Odysseus’s stay at Alcinous’s palace provides the reader with some relief as it bridges the narrative of Odysseus’s uncertain journey from Calypso’s island and the woeful exploits that he recounts in Books 9 through 12. Ironically, for all of his poise, Odysseus cannot remain at peace even when he finds himself outside the direct influence of the wrath of various gods. His melancholy at the Phaeacian games prompts an insult from Broadsea, which in turn provokes an intense series of challenges between Odysseus and the Phaeacian youths. His tears at Demodocus’s song attract Alcinous’s attention and ultimately force him to reveal his identity and relate the history of his anguish-filled journey. Additionally, though he makes no mention of it again after Book 8, Homer has already hinted that Odysseus has aroused the affection of Princess Nausicaa—just a short while after escaping the demanding attentions of the divine Calypso.
The tension between passion and constancy is particularly strong in Books 7 and 8. Homer sustains it not only through subtle allusions to Nausicaa’s blossoming love for Odysseus but also through Demodocus’s rather unsubtle and greatly detailed song about the illicit affair between Ares and Aphrodite. Though its discussion of the planned trysts between the two lovers and the cleverly wrought trap used by Aphrodite’s cheated husband, Hephaestus, to catch the adulterers in the act ends the song on a light note, the song clearly has relevance for the morose and dejected Odysseus. It invites us to recall his helpless transgression with Calypso and points to the future, when, like Hephaestus, Odysseus will take vengeance upon those who have tried to steal his bed.
The contrast between the Phaeacian youths’ naïve glory-seeking and Odysseus’s somberness despite having achieved considerable glory highlights how Odysseus’s painful experiences have matured him. Inexperienced in life’s hardships, the youths act rashly, as when Broadsea insults Odysseus, to attempt to demonstrate their manhood. The exhortation of the youth Laodamas to Odysseus, “What greater glory attends a man . . . / than what he wins with his racing feet and striving hands? / . . . throw your cares to the wind!” illustrates the youths’ simplistic preoccupation with physical prowess (“racing feet,” “striving hands”) (8.170–172). Odysseus, on the other hand, though clearly capable of besting the youths in athletic competition, exudes poise in the face of the youths’ carefree brazenness, exerting himself only to defend his honor after Broadsea’s insult. His retort that “[p]ains weigh on my spirit now, not your sports,” displays his prioritization of the more grave concerns of family and loss over the trivial concern of glory for its own sake (8.178). Likewise, Nausicaa’s immature attraction to Odysseus proves insignificant to him and cannot trump his desperate longing to return home.

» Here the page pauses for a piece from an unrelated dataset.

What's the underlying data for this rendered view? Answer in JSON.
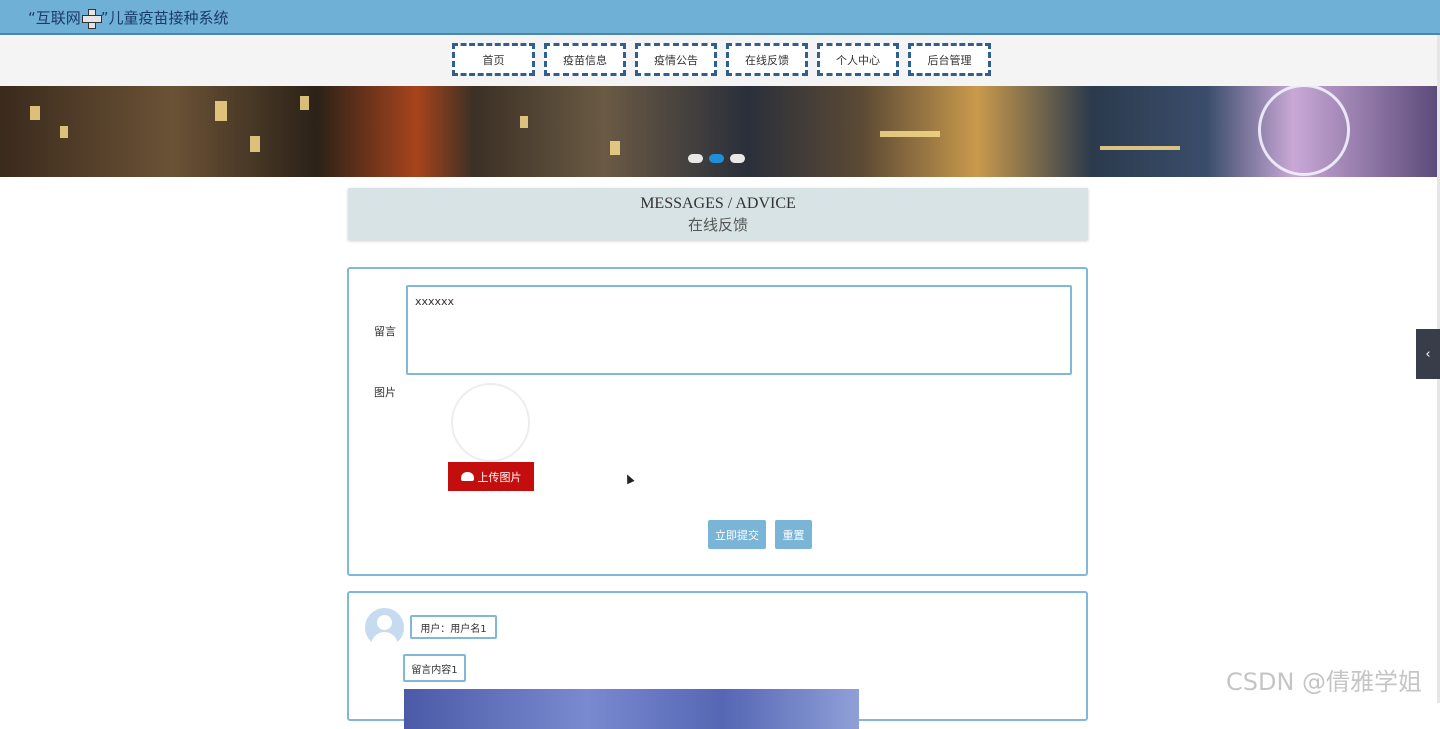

Because he figures so prominently in the episode at Scheria and because the content of his first song so closely resembles that of the Iliad, commentators have often tried to equate the bard Demodocus with Homer. This interpretation, which seems to be the origin of the belief that Homer was blind, suggests that Homer inserts himself into his own story. Though intriguing, we should remember that the performance of oral poetry played a much greater role in pre- or semiliterate cultures like the Greek world of the Iliad and the Odyssey than it does today or did even in the later, classical period of Greek history. While Demodocus’s songs, such as that about Ares and Aphrodite, contribute much to our interpretation of the Odyssey, we should hesitate before concluding that they hold the key to decoding the identity of Homer. That Demodocus and his songs occupy a surprisingly large portion of Book 8 may owe simply to the culturally important role that oral poets played in Homeric life.